Mayo Clinic is launching several new podcasts today. They aren’t our first foray into podcasting; we’ve been podcasting our daily Mayo Clinic Medical Edge radio program for nearly two years (since September, 2005, back before there was such a thing as a video iPod.) This has been a popular program, and in January of this year we started the Mayo Clinic Medical Edge video podcast, which is based on a weekly news insert we provide for local television stations in the United States and Canada.
The new podcasts are different, in that they are produced especially for people with interest in a particular topic, condition or disease. What’s more, they’re not limited by the mass audience appeal necessary for broadcast news.

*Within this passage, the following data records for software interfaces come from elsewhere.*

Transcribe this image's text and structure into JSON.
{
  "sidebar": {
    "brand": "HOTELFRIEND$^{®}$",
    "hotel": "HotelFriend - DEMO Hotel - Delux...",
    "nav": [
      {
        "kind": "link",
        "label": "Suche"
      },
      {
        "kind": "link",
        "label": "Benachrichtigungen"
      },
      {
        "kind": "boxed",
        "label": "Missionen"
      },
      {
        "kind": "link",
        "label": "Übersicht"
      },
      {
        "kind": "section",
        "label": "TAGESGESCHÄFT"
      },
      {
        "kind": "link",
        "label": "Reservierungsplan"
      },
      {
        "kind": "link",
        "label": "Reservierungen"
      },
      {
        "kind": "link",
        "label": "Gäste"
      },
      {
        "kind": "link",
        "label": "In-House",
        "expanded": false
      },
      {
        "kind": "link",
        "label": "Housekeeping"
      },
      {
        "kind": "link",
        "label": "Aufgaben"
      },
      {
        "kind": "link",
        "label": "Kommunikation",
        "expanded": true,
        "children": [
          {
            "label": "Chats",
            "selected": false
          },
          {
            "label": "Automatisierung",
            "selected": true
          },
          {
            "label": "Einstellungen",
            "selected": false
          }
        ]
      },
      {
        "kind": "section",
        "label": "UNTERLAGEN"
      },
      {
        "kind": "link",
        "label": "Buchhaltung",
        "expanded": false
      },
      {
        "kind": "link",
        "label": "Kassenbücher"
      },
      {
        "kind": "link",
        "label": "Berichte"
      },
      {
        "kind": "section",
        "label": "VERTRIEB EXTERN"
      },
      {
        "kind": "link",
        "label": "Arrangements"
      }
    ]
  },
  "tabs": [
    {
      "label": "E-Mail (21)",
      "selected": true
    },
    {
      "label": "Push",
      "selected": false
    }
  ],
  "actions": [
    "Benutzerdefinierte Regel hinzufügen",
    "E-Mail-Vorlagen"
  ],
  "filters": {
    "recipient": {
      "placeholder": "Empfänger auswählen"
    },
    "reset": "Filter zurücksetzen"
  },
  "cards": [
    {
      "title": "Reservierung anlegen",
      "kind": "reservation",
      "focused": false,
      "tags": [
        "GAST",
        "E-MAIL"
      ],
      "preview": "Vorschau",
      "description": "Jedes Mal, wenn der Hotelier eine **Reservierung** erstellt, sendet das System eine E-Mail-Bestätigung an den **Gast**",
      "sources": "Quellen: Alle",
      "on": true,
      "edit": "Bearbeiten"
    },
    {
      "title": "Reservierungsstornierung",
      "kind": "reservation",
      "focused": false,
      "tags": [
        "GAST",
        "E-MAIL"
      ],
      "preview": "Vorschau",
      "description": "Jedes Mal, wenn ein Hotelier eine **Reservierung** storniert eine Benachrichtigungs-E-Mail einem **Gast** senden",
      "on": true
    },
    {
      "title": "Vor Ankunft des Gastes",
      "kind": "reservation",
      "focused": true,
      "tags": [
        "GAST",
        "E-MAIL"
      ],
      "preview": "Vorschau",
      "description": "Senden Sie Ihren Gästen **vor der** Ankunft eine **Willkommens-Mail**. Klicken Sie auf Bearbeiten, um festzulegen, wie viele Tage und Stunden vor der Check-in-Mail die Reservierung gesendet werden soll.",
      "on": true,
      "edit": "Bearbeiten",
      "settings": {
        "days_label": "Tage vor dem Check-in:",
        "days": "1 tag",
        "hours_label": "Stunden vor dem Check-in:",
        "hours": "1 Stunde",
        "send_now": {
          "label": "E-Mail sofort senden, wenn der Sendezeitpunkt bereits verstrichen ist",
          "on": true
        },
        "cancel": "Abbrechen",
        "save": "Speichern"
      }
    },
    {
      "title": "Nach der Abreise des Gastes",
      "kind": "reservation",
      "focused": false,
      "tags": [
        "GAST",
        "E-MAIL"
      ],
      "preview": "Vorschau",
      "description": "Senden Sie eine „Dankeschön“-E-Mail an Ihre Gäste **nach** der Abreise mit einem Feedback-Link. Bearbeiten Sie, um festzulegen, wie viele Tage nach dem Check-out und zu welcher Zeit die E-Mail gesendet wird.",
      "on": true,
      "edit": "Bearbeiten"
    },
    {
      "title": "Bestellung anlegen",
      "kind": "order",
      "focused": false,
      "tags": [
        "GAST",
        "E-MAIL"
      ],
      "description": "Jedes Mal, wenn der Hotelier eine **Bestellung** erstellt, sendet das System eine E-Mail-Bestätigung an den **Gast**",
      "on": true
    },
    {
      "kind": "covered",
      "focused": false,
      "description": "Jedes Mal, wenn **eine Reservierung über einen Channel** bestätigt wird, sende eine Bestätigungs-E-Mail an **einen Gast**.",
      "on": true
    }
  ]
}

They feature in-depth discussions with Mayo Clinic physicians and scientists, and instead of 60-second packages for radio or 90 seconds for television, the podcasts can be as long as the conversation needs to be.
So, for example, the first episode of the Mayo Clinic Heart Podcast, featuring Dr. Thoralf Sundt, a Mayo Clinic cardiac surgeon, talking about off-pump bypass surgery, runs 18:30. The Cancer Podcast segment on Inflammatory Breast Cancer is 15:10, and the Bones & Muscles podcast, featuring Dr. Richard Berger discussing a painful wrist injury, the UT Split Tear, and how to diagnose and repair it, is 37:14.
That’s the beauty of podcasting; it doesn’t have to fit a particular time slot, and doesn’t need to appeal to the lowest common denominator, so people with a particular interest can get a lot of deep and meaningful information. And they can listen where and when they want, either on their computer or on an iPod or other mp3 player.
Among the other new podcasts are:
- Men’s Health Podcast
- Women’s Health Podcast
- Children’s Health Podcast, and
- For those who want to receive all of the podcasts, they can sign up for the All-Audio Podcast.
For more information on how to sign up to receive these podcasts, go to this page. You will need some kind of “podcatching” software, either iTunes or something similar. But you can learn more about podcasting here in Wikipedia. The podcasts are also listed in many of the major podcast directories, including PodcastAlley, Podcastingnews and others.
I make no pretense of objectivity when it comes to these podcasts; this is a project our New Media team at Mayo Clinic has been working on for several months; I’m not a neutral reviewer. So I would appreciate your feedback. Please let us know what you think of these new podcasts, anything you see we could improve and what topics you would like to see covered in the future.
Update: Mayo Clinic’s news release announcing the podcasts is here.